Steve Jobs: And we have invented a new technology called multi-touch. You can do multi-fingered gestures on it, and boy have we patented it. (Laughter) KF: Yes. And yet, here is multi-touch in action. This is at TED, actually, about a year earlier. This is Jeff Han, and, I mean, that's multi-touch. It's the same animal, at least. Let's hear what Jeff Han has to say about this newfangled technology. Jeff Han: Multi-touch sensing isn't anything — isn't completely new. I mean, people like Bill Buxton have been playing around with it in the '80s. The technology, you know, isn't the most exciting thing here right now other than probably its newfound accessibility. KF: So he's pretty frank about it not being new. So it's not multi-touch as a whole that's patented. It's the small parts of it that are, and it's in these small details where we can clearly see patent law contradicting its intent: to promote the progress of useful arts.
Here is the first ever slide-to-unlock. That is all there is to it. Apple has patented this. It's a 28-page software patent, but I will summarize what it covers. Spoiler alert: Unlocking your phone by sliding an icon with your finger. (Laughter) I'm only exaggerating a little bit. It's a broad patent.
Now, can someone own this idea? Now, back in the '80s, there were no software patents, and it was Xerox that pioneered the graphical user interface. What if they had patented pop-up menus, scrollbars, the desktop with icons that look like folders and sheets of paper? Would a young and inexperienced Apple have survived the legal assault from a much larger and more mature company like Xerox?
Now, this idea that everything is a remix might sound like common sense until you're the one getting remixed. For example ... SJ: I mean, Picasso had a saying. He said, "Good artists copy. Great artists steal." And we have, you know, always been shameless about stealing great ideas. KF: Okay, so that's in '96. Here's in 2010. "I'm going to destroy Android because it's a stolen product." (Laughter) "I'm willing to go thermonuclear war on this." (Laughter) Okay, so in other words, great artists steal, but not from me. (Laughter)

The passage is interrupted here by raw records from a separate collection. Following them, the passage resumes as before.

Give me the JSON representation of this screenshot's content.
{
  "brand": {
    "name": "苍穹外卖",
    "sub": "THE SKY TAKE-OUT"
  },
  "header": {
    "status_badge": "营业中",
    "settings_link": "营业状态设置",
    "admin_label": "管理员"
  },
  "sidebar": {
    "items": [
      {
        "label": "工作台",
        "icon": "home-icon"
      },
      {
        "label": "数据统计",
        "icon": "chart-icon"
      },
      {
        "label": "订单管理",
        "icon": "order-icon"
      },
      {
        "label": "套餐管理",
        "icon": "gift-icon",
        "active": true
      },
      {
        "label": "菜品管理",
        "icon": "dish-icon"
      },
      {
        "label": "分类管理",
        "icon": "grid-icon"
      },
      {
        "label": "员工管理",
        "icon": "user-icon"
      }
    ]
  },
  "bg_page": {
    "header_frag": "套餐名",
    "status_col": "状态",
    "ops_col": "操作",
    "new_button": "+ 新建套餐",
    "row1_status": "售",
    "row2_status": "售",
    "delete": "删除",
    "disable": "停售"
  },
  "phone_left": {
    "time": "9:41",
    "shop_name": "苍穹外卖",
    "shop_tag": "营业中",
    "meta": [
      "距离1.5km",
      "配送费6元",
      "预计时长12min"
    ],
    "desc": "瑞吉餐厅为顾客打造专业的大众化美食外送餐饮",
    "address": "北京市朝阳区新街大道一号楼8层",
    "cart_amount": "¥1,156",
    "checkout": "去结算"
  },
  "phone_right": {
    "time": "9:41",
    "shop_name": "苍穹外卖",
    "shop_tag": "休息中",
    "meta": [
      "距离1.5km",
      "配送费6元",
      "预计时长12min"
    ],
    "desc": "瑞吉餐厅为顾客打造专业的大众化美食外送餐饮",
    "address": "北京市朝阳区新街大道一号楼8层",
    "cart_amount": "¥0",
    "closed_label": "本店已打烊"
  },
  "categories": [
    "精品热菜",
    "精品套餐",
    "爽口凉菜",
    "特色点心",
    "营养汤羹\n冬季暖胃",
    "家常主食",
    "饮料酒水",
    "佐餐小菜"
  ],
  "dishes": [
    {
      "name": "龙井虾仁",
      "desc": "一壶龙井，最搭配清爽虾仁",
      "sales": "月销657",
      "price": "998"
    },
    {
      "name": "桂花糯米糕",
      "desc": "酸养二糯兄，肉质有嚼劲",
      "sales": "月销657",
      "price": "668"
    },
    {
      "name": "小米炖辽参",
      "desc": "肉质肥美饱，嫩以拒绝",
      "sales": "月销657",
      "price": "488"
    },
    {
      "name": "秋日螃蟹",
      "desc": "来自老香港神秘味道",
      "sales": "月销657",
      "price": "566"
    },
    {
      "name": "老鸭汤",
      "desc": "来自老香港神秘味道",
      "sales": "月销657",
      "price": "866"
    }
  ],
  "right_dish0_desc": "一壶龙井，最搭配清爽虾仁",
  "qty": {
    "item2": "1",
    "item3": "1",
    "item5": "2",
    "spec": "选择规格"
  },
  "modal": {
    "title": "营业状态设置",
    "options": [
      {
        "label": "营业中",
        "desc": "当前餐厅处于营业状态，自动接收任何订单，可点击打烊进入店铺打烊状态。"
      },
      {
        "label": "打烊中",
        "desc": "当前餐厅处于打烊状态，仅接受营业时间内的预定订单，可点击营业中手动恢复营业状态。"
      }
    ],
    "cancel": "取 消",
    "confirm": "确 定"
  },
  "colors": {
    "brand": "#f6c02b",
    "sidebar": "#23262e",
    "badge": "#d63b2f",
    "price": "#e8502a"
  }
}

Now, behavioral economists might refer to this sort of thing as loss aversion We have a strong predisposition towards protecting what we feel is ours. We have no such aversion towards copying what other people have, because we do that nonstop.
So here's the sort of equation we're looking at. We've got laws that fundamentally treat creative works as property, plus massive rewards or settlements in infringement cases, plus huge legal fees to protect yourself in court, plus cognitive biases against perceived loss. And the sum looks like this. That is the last four years of lawsuits in the realm of smartphones. Is this promoting the progress of useful arts?
1983. Bob Dylan is 42 years old, and his time in the cultural spotlight is long since past. He records a song called "Blind Willie McTell," named after the blues singer, and the song is a voyage through the past, through a much darker time, but a simpler one, a time when musicians like Willie McTell had few illusions about what they did. "I jump 'em from other writers but I arrange 'em my own way."
I think this is mostly what we do. Our creativity comes from without, not from within. We are not self-made. We are dependent on one another, and admitting this to ourselves isn't an embrace of mediocrity and derivativeness. It's a liberation from our misconceptions, and it's an incentive to not expect so much from ourselves and to simply begin.
Thank you so much. It was an honor to be here. Thank you. (Applause) Thank you. Thank you. (Applause) Thank you. (Applause)
Nothing is original, says Kirby Ferguson, creator of Everything is a Remix. From Bob Dylan to Steve Jobs, he says our most celebrated creators borrow, steal and transform.
Kirby Ferguson explores creativity in a world where "everything is a remix."
Kirby Ferguson explores creativity in a world where "everything is a remix."